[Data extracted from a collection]
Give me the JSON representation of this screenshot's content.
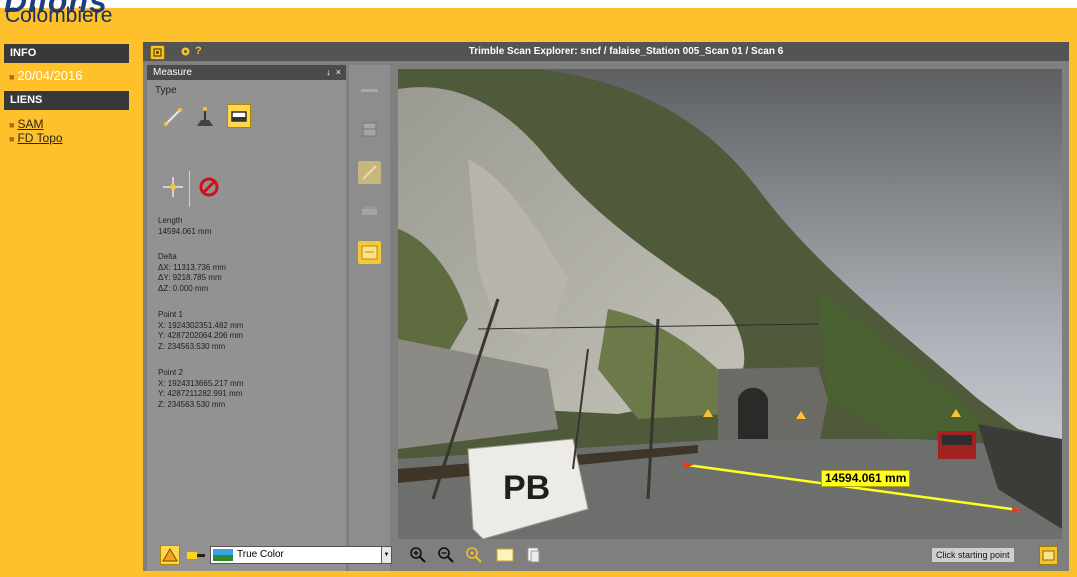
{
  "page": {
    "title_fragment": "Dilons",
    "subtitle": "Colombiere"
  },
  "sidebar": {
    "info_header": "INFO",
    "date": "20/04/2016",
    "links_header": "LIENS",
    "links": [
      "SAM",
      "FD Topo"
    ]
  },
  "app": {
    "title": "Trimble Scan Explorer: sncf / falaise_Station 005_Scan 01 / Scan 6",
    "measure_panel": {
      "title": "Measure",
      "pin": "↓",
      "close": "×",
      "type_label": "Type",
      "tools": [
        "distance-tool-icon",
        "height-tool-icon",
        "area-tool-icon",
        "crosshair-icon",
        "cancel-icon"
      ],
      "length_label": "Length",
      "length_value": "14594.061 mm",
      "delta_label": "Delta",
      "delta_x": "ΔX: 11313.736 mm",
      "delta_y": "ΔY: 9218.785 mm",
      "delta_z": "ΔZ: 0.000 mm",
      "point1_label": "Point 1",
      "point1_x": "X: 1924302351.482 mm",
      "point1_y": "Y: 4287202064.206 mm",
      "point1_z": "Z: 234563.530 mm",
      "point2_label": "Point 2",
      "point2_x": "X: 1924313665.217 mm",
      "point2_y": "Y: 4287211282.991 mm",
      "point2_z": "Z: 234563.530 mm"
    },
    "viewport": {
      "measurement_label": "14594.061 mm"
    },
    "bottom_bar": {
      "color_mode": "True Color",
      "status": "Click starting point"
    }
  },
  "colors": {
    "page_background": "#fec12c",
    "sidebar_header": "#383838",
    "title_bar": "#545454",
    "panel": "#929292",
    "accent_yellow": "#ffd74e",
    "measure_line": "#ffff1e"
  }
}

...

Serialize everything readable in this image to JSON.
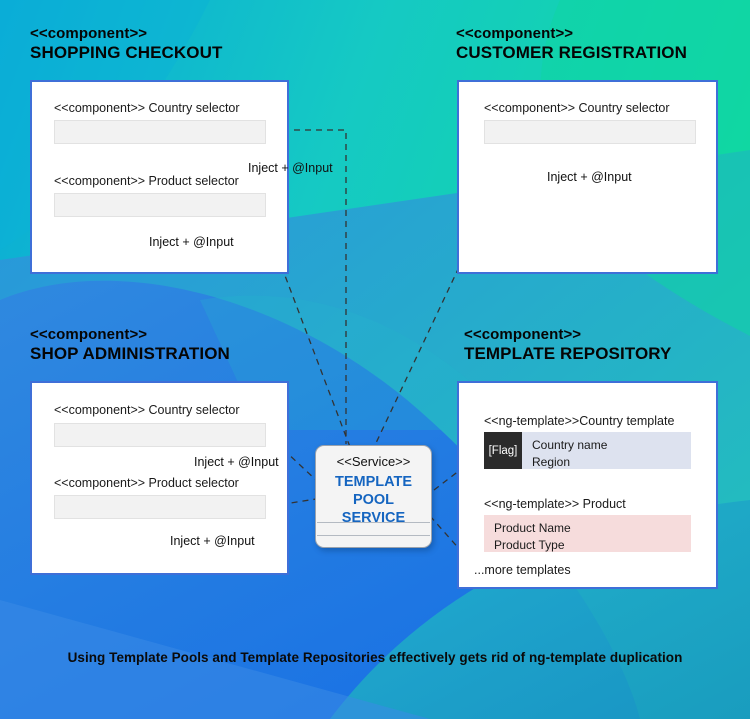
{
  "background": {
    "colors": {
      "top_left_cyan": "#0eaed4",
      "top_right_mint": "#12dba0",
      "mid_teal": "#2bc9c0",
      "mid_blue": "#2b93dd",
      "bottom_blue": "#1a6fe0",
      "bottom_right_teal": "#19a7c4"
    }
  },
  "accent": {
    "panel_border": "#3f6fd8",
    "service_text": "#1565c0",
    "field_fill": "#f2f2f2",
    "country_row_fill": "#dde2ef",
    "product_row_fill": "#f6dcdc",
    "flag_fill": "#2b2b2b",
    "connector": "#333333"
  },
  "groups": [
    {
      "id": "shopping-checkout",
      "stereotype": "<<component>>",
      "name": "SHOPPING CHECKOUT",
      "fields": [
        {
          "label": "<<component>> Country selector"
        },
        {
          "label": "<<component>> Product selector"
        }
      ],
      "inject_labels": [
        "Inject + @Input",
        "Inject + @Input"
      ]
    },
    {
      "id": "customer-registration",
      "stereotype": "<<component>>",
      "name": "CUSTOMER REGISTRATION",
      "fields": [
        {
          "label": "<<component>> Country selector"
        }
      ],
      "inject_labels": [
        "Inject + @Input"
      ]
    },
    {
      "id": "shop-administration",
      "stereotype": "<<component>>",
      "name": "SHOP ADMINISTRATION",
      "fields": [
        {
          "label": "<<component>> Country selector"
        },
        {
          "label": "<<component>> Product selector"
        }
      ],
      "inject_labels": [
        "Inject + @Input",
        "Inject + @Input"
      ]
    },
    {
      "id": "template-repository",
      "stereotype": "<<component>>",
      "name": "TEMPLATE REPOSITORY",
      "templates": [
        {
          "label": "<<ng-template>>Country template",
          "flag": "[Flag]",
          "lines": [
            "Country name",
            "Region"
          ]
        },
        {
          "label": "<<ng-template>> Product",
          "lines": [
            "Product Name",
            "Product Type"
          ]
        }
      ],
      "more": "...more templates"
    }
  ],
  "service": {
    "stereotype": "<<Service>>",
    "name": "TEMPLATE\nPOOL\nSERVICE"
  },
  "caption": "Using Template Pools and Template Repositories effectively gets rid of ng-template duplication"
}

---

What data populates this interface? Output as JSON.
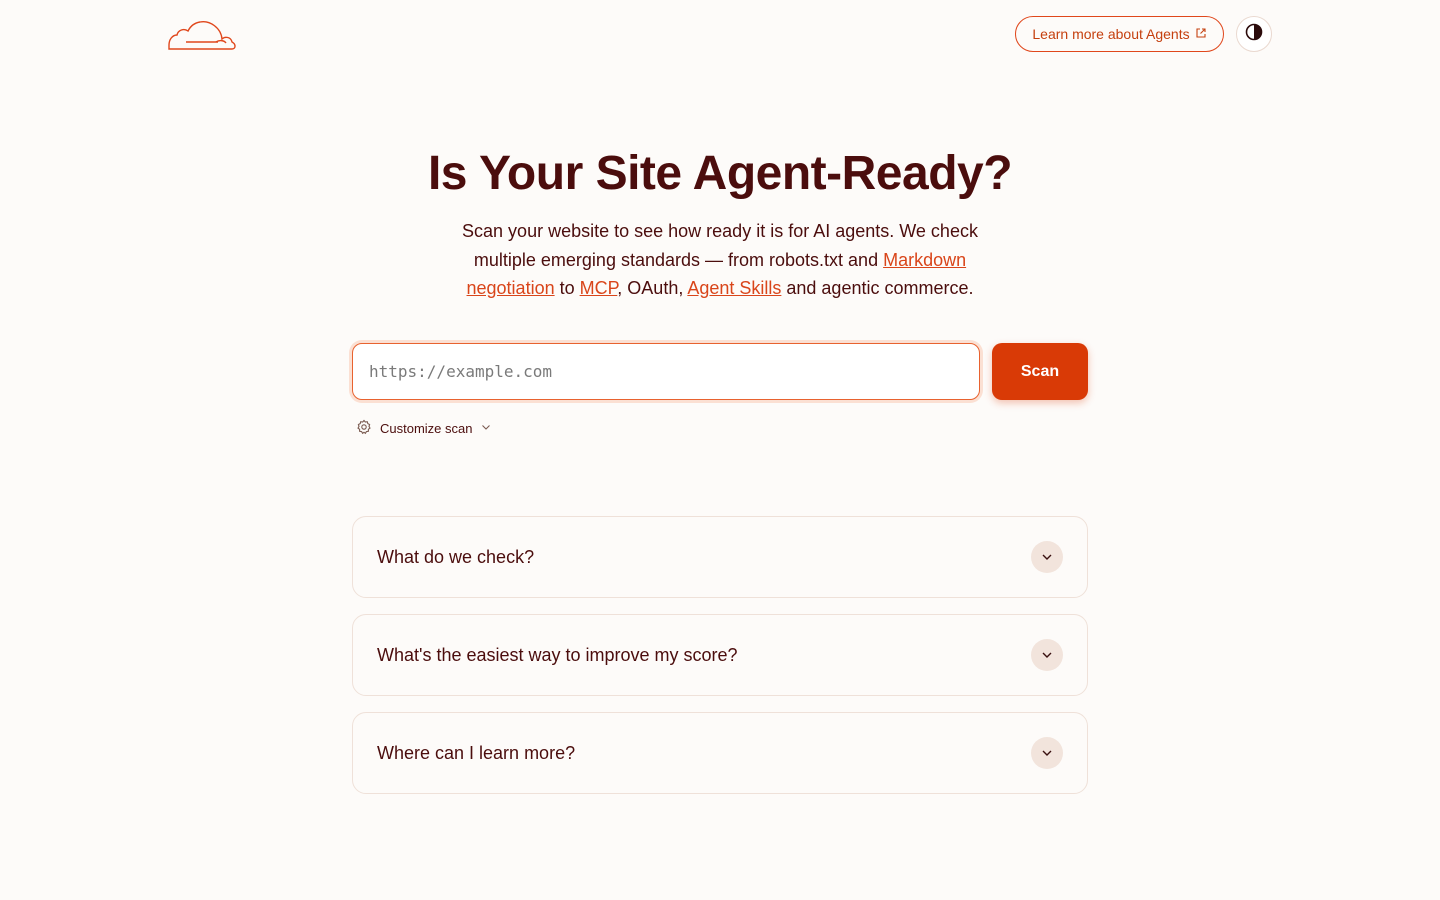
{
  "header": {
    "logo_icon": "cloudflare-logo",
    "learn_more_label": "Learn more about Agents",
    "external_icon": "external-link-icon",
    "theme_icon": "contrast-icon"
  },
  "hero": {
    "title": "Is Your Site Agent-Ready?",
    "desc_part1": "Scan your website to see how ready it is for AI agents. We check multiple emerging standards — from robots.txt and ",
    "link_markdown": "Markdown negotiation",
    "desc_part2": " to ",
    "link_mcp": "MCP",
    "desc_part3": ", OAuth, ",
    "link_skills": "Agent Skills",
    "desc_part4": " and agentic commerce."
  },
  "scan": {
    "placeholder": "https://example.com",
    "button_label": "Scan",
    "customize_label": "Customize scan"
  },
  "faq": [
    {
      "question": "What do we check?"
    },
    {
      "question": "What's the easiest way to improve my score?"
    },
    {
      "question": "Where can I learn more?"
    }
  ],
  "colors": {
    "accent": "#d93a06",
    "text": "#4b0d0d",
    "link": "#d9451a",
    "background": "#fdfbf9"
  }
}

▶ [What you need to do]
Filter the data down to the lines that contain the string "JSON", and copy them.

▶ [Expected answer]
Give me the JSON representation of this screenshot's content.
Serialize everything readable in this image to JSON.
What data populates this interface? Output as JSON.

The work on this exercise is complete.